If organic was the ‘cool’ choice to make yesterday, today it’s local. Over the past years, local has won the hearts of mindful consumers over organic because organic still falls short in responding to three key expectations people have: trust, accessibility and emotional/human bonding. Local is about respecting nature’s rhythm: 55% of Prosumers globally make an effort to avoid out of season foods. Local also connects quality with local economies: 72% of Prosumers globally are willing to pay more for locally grown/produced food products. And last but not least, local brings familiarity and emotional bonding back: 60% of Prosumers prefer to buy from a local producer rather than a supermarket.
3. NATURALNESS BY TRUE PEOPLE
In a world that aspires to be increasingly healthier, people are torn between maintaining their health and taking pleasure everyday. In recent years we noticed that people want to connect more and more to natural rhythms, because nature is an ideal state: 78% of Prosumers think that their ideal body is the one nature gave them and they try to keep it at its best through natural means. But behind naturalness are real people – whether it’s a local producer or a celebrity chef – knowing the person who prepared your food is the ultimate sign of naturalness.
4. FOOD’S SOCIAL GAME IS ON

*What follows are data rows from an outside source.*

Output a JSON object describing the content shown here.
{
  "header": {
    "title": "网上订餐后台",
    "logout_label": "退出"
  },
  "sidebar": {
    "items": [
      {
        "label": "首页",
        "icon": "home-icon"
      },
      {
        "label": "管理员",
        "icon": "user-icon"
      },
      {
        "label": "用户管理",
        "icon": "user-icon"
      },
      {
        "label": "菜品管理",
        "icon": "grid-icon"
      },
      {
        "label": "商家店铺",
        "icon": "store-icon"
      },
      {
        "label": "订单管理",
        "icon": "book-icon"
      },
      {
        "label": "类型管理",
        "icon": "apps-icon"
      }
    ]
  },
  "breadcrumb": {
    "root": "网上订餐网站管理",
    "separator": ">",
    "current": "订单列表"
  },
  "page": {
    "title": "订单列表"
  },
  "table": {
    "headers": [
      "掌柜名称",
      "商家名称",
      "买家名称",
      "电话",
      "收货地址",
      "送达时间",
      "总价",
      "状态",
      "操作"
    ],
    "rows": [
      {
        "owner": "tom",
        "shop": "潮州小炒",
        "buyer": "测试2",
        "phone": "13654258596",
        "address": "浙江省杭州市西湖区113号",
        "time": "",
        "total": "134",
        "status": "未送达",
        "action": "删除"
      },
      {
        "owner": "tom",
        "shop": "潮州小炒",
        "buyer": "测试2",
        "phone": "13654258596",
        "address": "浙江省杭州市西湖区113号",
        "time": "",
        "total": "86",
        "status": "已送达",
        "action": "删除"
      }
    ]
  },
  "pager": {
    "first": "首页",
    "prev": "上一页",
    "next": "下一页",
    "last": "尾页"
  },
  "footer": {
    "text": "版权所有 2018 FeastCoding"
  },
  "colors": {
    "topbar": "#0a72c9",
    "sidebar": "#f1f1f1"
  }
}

The world has never seen such a fascination with food before. People are just obsessed with food, Millennials especially: 63% of Prosumers consider themselves to be a “foodie” (52% of Millennials versus 34% of Baby Boomers). Posting a photo on Instagram accompanied by hashtags like #foodporn or #foodgasm is demonstrating this explosion in foodism. What is more, 58% of Prosumers state that eating can be as pleasurable as sex and to take it a step further, 46% of women versus 26% of men would actually choose an excellent dinner at a restaurant over sex. We therefore identified three themes when it comes to pleasure and food: 1) Share: food has long been about sharing, but today we see the comeback of the communal table – sharing a meal in the company of others – be it family, friends or even strangers, 2) Experience: Part of this appeal for food is that is offers endless opportunities for experimentation and new experiences. 69% of Prosumers claim to be more adventurous eaters than they used to be and 79% enjoys trying ‘exotic’ foods, 3) Take time: Taking the time to enjoy meals bears no cultural barriers. All over the world, people want to take time to enjoy their meals not only for the sake of entertainment but for the sake of health as well: 89% believe that taking the time to enjoy one’s food is essential to good health. And if they are not able to do so, they admire those that do – 85% of Prosumers admire cultures where people take longer lunch breaks to eat a good meal in the company of others.
List of the surveyed market: Argentina, Australia, Belgium, Bosnia, Brazil, Cambodia, Canada, China, Colombia, Croatia, the Czech Republic, Estonia, France, Germany, India, Ireland, Italy, Japan, Laos, Latvia, Lithuania, Mexico, Myanmar, the Netherlands, the Philippines, Portugal, Russia, Saudi Arabia, Serbia, Singapore, Slovenia, South Africa, Spain, Turkey, the United Arab Emirates, the United Kingdom, and the United States.